**Problem:**
Nothing in the records may be altered, and no picture may be included. Restate them in full.

**Record excerpts:**
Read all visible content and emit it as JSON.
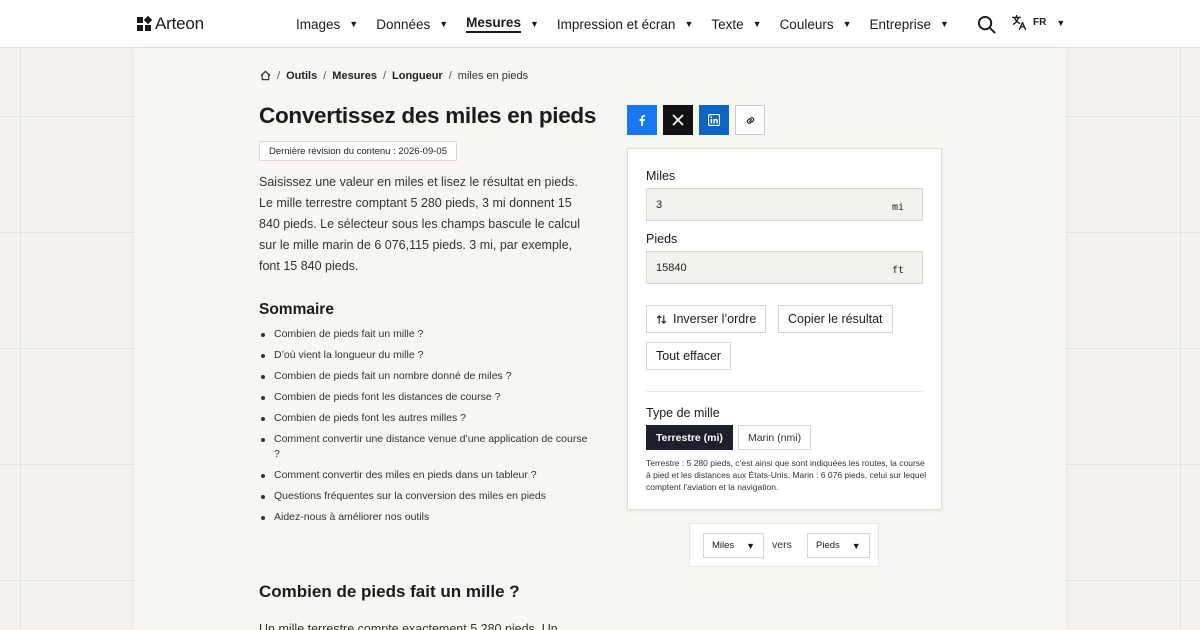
{
  "brand": {
    "name": "Arteon"
  },
  "nav": [
    {
      "label": "Images",
      "active": false
    },
    {
      "label": "Données",
      "active": false
    },
    {
      "label": "Mesures",
      "active": true
    },
    {
      "label": "Impression et écran",
      "active": false
    },
    {
      "label": "Texte",
      "active": false
    },
    {
      "label": "Couleurs",
      "active": false
    },
    {
      "label": "Entreprise",
      "active": false
    }
  ],
  "language": {
    "code": "FR"
  },
  "breadcrumb": {
    "items": [
      "Outils",
      "Mesures",
      "Longueur"
    ],
    "current": "miles en pieds"
  },
  "page": {
    "title": "Convertissez des miles en pieds",
    "revision": "Dernière révision du contenu : 2026-09-05",
    "intro": "Saisissez une valeur en miles et lisez le résultat en pieds. Le mille terrestre comptant 5 280 pieds, 3 mi donnent 15 840 pieds. Le sélecteur sous les champs bascule le calcul sur le mille marin de 6 076,115 pieds. 3 mi, par exemple, font 15 840 pieds."
  },
  "toc": {
    "title": "Sommaire",
    "items": [
      "Combien de pieds fait un mille ?",
      "D’où vient la longueur du mille ?",
      "Combien de pieds fait un nombre donné de miles ?",
      "Combien de pieds font les distances de course ?",
      "Combien de pieds font les autres milles ?",
      "Comment convertir une distance venue d’une application de course ?",
      "Comment convertir des miles en pieds dans un tableur ?",
      "Questions fréquentes sur la conversion des miles en pieds",
      "Aidez-nous à améliorer nos outils"
    ]
  },
  "section": {
    "heading": "Combien de pieds fait un mille ?",
    "text": "Un mille terrestre compte exactement 5 280 pieds. Un"
  },
  "converter": {
    "from": {
      "label": "Miles",
      "value": "3",
      "unit": "mi"
    },
    "to": {
      "label": "Pieds",
      "value": "15840",
      "unit": "ft"
    },
    "swap_label": "Inverser l’ordre",
    "copy_label": "Copier le résultat",
    "clear_label": "Tout effacer",
    "mile_type": {
      "label": "Type de mille",
      "options": [
        "Terrestre (mi)",
        "Marin (nmi)"
      ],
      "selected": "Terrestre (mi)",
      "note": "Terrestre : 5 280 pieds, c’est ainsi que sont indiquées les routes, la course à pied et les distances aux États-Unis. Marin : 6 076 pieds, celui sur lequel comptent l’aviation et la navigation."
    }
  },
  "unit_selector": {
    "from": "Miles",
    "connector": "vers",
    "to": "Pieds"
  },
  "colors": {
    "background": "#f6f3ef",
    "facebook": "#1877f2",
    "x": "#111111",
    "linkedin": "#0a66c2",
    "active_segment": "#1d1f2b"
  }
}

**Output:**
Read all visible content and emit it as JSON.
{
  "brand": {
    "name": "Arteon"
  },
  "nav": [
    {
      "label": "Images",
      "active": false
    },
    {
      "label": "Données",
      "active": false
    },
    {
      "label": "Mesures",
      "active": true
    },
    {
      "label": "Impression et écran",
      "active": false
    },
    {
      "label": "Texte",
      "active": false
    },
    {
      "label": "Couleurs",
      "active": false
    },
    {
      "label": "Entreprise",
      "active": false
    }
  ],
  "language": {
    "code": "FR"
  },
  "breadcrumb": {
    "items": [
      "Outils",
      "Mesures",
      "Longueur"
    ],
    "current": "miles en pieds"
  },
  "page": {
    "title": "Convertissez des miles en pieds",
    "revision": "Dernière révision du contenu : 2026-09-05",
    "intro": "Saisissez une valeur en miles et lisez le résultat en pieds. Le mille terrestre comptant 5 280 pieds, 3 mi donnent 15 840 pieds. Le sélecteur sous les champs bascule le calcul sur le mille marin de 6 076,115 pieds. 3 mi, par exemple, font 15 840 pieds."
  },
  "toc": {
    "title": "Sommaire",
    "items": [
      "Combien de pieds fait un mille ?",
      "D’où vient la longueur du mille ?",
      "Combien de pieds fait un nombre donné de miles ?",
      "Combien de pieds font les distances de course ?",
      "Combien de pieds font les autres milles ?",
      "Comment convertir une distance venue d’une application de course ?",
      "Comment convertir des miles en pieds dans un tableur ?",
      "Questions fréquentes sur la conversion des miles en pieds",
      "Aidez-nous à améliorer nos outils"
    ]
  },
  "section": {
    "heading": "Combien de pieds fait un mille ?",
    "text": "Un mille terrestre compte exactement 5 280 pieds. Un"
  },
  "converter": {
    "from": {
      "label": "Miles",
      "value": "3",
      "unit": "mi"
    },
    "to": {
      "label": "Pieds",
      "value": "15840",
      "unit": "ft"
    },
    "swap_label": "Inverser l’ordre",
    "copy_label": "Copier le résultat",
    "clear_label": "Tout effacer",
    "mile_type": {
      "label": "Type de mille",
      "options": [
        "Terrestre (mi)",
        "Marin (nmi)"
      ],
      "selected": "Terrestre (mi)",
      "note": "Terrestre : 5 280 pieds, c’est ainsi que sont indiquées les routes, la course à pied et les distances aux États-Unis. Marin : 6 076 pieds, celui sur lequel comptent l’aviation et la navigation."
    }
  },
  "unit_selector": {
    "from": "Miles",
    "connector": "vers",
    "to": "Pieds"
  },
  "colors": {
    "background": "#f6f3ef",
    "facebook": "#1877f2",
    "x": "#111111",
    "linkedin": "#0a66c2",
    "active_segment": "#1d1f2b"
  }
}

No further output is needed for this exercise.